In May, Maas teamed up with Mahmoud Abbas, the Palestinian leader who was elected 14 years ago for four years, who openly supports terrorists who murder Israeli civilians, and who is said to have been involved in the Munich Massacre during the Olympics in 1972, for a joint statement. The annexation plans were “noted with grave concern”, Abbas and Maas said. This is the useless message Maas is now bringing to Israel.
A positive aspect Maas did mention was that Germany would continue supporting Yad Vashem, Israel’s official memorial to the victims of the Holocaust. Considering its history, it’s the least Germany can do. Recently, Germany helped flying Israeli tourists home after they were stuck in exotic countries during the beginning of the Corona crisis. The Israelis will likely thank him.

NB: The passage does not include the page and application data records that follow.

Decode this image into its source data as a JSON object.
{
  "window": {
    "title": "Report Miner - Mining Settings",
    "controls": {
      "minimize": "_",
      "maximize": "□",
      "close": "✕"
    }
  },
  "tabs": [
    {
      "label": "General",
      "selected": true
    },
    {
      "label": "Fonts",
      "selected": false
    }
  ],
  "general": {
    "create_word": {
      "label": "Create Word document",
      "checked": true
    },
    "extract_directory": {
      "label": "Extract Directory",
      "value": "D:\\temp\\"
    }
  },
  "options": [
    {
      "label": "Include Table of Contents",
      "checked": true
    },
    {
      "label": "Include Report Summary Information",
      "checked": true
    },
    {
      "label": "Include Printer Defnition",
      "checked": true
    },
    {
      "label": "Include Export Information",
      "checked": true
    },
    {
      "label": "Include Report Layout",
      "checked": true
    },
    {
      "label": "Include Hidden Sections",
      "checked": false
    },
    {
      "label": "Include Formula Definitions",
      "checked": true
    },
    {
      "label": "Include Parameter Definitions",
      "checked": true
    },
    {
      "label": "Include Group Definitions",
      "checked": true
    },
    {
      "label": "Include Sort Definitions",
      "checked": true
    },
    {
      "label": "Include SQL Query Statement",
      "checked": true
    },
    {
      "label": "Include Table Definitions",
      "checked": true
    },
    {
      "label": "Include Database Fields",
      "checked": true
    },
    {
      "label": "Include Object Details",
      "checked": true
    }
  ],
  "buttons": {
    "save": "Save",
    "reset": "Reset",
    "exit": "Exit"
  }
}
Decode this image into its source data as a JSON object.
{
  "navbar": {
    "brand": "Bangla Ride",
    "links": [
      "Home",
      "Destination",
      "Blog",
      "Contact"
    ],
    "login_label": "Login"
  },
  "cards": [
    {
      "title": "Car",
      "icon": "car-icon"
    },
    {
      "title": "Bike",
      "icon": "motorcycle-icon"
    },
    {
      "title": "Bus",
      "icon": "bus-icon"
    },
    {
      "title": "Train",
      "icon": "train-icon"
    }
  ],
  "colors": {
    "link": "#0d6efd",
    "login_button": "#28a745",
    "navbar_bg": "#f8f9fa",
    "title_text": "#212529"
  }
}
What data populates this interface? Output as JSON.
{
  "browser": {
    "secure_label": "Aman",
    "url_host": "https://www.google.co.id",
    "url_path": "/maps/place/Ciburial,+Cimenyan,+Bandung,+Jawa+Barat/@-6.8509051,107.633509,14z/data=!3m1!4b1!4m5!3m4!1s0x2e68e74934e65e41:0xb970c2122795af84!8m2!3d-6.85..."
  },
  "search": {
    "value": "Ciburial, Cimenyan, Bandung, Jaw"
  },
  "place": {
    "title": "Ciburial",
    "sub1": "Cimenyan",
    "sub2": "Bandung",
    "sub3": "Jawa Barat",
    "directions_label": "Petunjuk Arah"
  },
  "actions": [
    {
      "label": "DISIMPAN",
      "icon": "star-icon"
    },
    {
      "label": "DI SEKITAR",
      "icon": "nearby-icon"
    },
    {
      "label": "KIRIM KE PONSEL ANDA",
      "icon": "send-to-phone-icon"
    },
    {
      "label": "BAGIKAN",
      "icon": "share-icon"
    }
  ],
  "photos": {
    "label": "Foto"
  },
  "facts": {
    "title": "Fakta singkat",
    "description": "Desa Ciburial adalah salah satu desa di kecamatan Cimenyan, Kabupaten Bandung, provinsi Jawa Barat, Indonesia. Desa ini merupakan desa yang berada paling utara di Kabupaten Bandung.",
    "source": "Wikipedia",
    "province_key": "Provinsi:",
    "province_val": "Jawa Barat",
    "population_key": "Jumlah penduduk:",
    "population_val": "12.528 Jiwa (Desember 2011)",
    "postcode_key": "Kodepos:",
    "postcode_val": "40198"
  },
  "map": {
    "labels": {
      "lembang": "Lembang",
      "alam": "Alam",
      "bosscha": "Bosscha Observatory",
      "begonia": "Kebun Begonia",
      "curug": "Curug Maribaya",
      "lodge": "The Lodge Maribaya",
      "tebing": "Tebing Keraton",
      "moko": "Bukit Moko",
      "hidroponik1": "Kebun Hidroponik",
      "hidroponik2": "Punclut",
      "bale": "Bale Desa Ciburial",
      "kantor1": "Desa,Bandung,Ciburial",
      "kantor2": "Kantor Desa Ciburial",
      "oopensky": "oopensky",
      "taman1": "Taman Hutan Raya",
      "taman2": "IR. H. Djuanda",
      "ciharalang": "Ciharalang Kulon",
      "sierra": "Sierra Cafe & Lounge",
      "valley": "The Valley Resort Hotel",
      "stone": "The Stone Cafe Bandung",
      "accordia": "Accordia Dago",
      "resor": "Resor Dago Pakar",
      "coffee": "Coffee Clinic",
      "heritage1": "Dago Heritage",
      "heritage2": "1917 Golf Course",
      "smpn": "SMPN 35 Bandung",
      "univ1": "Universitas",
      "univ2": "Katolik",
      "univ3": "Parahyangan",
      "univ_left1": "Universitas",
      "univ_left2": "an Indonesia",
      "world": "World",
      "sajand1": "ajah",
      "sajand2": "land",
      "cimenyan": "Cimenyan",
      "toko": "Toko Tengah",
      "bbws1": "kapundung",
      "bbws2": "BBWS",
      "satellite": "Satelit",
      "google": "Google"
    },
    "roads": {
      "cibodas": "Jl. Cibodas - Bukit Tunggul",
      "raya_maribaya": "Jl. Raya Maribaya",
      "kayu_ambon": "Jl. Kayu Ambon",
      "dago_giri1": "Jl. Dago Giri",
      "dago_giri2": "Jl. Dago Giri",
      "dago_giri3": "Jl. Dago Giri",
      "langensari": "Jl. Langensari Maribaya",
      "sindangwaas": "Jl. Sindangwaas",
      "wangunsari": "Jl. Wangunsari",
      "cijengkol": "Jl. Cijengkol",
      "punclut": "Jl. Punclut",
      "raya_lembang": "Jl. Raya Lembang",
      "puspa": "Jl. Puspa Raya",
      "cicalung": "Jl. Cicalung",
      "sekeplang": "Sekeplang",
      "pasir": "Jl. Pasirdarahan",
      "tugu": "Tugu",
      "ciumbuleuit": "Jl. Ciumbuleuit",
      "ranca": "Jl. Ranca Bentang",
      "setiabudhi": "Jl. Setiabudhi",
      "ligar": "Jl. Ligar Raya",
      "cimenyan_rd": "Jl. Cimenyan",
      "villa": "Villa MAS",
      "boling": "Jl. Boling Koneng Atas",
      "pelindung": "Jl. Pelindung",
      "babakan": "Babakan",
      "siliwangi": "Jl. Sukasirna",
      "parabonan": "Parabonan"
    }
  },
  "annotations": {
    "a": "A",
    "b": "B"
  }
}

With his truly impressive speeches during the commemorations marking the 75th anniversary of the liberation of Auschwitz, at the former death camp itself, at Yad Vashem and at the Berlin Bundestag, Germany’s President Frank-Walter Steinmeier recently showed the Israelis the positive side of the relations between the two countries.
Another positive sign: Germany finally outlawed the terror organization Hezbollah, after it had been pressured to do so by both Israel and the U.S., for a long time. But this step did not resolve all the BS Germany pulls when it comes to Israel.
After his short visit to Israel, Foreign Minister Heiko Maas is scheduled to visit Jordan, “where he will probably find even stronger words against Israel’s planned annexation”, as The Times of Israel accurately noted.